Instructions for the task >> Each line of the records below that contains "Maison" needs to be copied.
[Data supplied — start]
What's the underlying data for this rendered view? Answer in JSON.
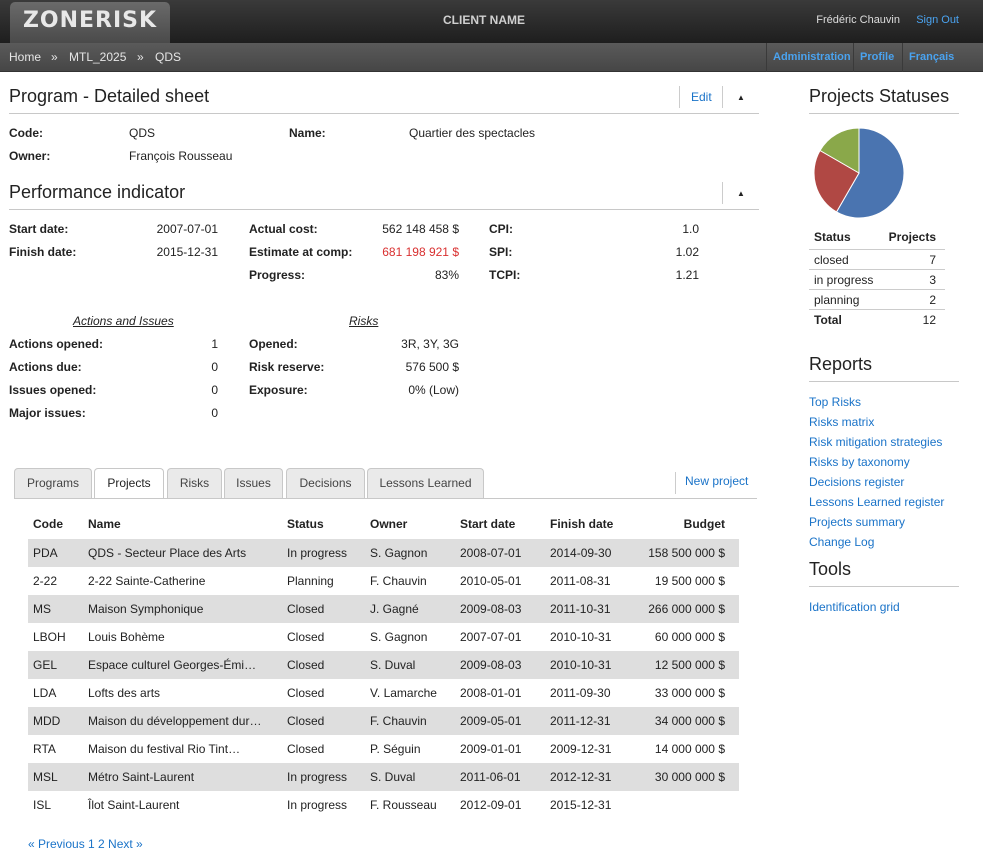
{
  "app": {
    "logo": "ZONERISK",
    "client": "CLIENT NAME",
    "user": "Frédéric Chauvin",
    "sign_out": "Sign Out"
  },
  "breadcrumb": [
    "Home",
    "»",
    "MTL_2025",
    "»",
    "QDS"
  ],
  "subnav": [
    "Administration",
    "Profile",
    "Français"
  ],
  "program": {
    "title": "Program - Detailed sheet",
    "edit": "Edit",
    "code_label": "Code:",
    "code": "QDS",
    "name_label": "Name:",
    "name": "Quartier des spectacles",
    "owner_label": "Owner:",
    "owner": "François Rousseau"
  },
  "performance": {
    "title": "Performance indicator",
    "start_label": "Start date:",
    "start": "2007-07-01",
    "finish_label": "Finish date:",
    "finish": "2015-12-31",
    "actual_label": "Actual cost:",
    "actual": "562 148 458 $",
    "estimate_label": "Estimate at comp:",
    "estimate": "681 198 921 $",
    "progress_label": "Progress:",
    "progress": "83%",
    "cpi_label": "CPI:",
    "cpi": "1.0",
    "spi_label": "SPI:",
    "spi": "1.02",
    "tcpi_label": "TCPI:",
    "tcpi": "1.21",
    "actions_title": "Actions and Issues",
    "risks_title": "Risks",
    "actions_opened_label": "Actions opened:",
    "actions_opened": "1",
    "actions_due_label": "Actions due:",
    "actions_due": "0",
    "issues_opened_label": "Issues opened:",
    "issues_opened": "0",
    "major_issues_label": "Major issues:",
    "major_issues": "0",
    "opened_label": "Opened:",
    "opened": "3R, 3Y, 3G",
    "reserve_label": "Risk reserve:",
    "reserve": "576 500 $",
    "exposure_label": "Exposure:",
    "exposure": "0% (Low)"
  },
  "tabs": [
    "Programs",
    "Projects",
    "Risks",
    "Issues",
    "Decisions",
    "Lessons Learned"
  ],
  "new_project": "New project",
  "table": {
    "headers": [
      "Code",
      "Name",
      "Status",
      "Owner",
      "Start date",
      "Finish date",
      "Budget"
    ],
    "rows": [
      [
        "PDA",
        "QDS - Secteur Place des Arts",
        "In progress",
        "S. Gagnon",
        "2008-07-01",
        "2014-09-30",
        "158 500 000 $"
      ],
      [
        "2-22",
        "2-22 Sainte-Catherine",
        "Planning",
        "F. Chauvin",
        "2010-05-01",
        "2011-08-31",
        "19 500 000 $"
      ],
      [
        "MS",
        "Maison Symphonique",
        "Closed",
        "J. Gagné",
        "2009-08-03",
        "2011-10-31",
        "266 000 000 $"
      ],
      [
        "LBOH",
        "Louis Bohème",
        "Closed",
        "S. Gagnon",
        "2007-07-01",
        "2010-10-31",
        "60 000 000 $"
      ],
      [
        "GEL",
        "Espace culturel Georges-Émi…",
        "Closed",
        "S. Duval",
        "2009-08-03",
        "2010-10-31",
        "12 500 000 $"
      ],
      [
        "LDA",
        "Lofts des arts",
        "Closed",
        "V. Lamarche",
        "2008-01-01",
        "2011-09-30",
        "33 000 000 $"
      ],
      [
        "MDD",
        "Maison du développement dur…",
        "Closed",
        "F. Chauvin",
        "2009-05-01",
        "2011-12-31",
        "34 000 000 $"
      ],
      [
        "RTA",
        "Maison du festival Rio Tint…",
        "Closed",
        "P. Séguin",
        "2009-01-01",
        "2009-12-31",
        "14 000 000 $"
      ],
      [
        "MSL",
        "Métro Saint-Laurent",
        "In progress",
        "S. Duval",
        "2011-06-01",
        "2012-12-31",
        "30 000 000 $"
      ],
      [
        "ISL",
        "Îlot Saint-Laurent",
        "In progress",
        "F. Rousseau",
        "2012-09-01",
        "2015-12-31",
        ""
      ]
    ]
  },
  "pagination": "« Previous 1 2 Next »",
  "statuses": {
    "title": "Projects Statuses",
    "col_status": "Status",
    "col_projects": "Projects",
    "rows": [
      [
        "closed",
        "7"
      ],
      [
        "in progress",
        "3"
      ],
      [
        "planning",
        "2"
      ]
    ],
    "total_label": "Total",
    "total": "12",
    "colors": [
      "#4a74b0",
      "#b04844",
      "#8aa84a"
    ]
  },
  "reports": {
    "title": "Reports",
    "links": [
      "Top Risks",
      "Risks matrix",
      "Risk mitigation strategies",
      "Risks by taxonomy",
      "Decisions register",
      "Lessons Learned register",
      "Projects summary",
      "Change Log"
    ]
  },
  "tools": {
    "title": "Tools",
    "links": [
      "Identification grid"
    ]
  }
}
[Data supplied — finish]
Solution for this exercise >>
        "Maison Symphonique",
        "Maison du développement dur…",
        "Maison du festival Rio Tint…",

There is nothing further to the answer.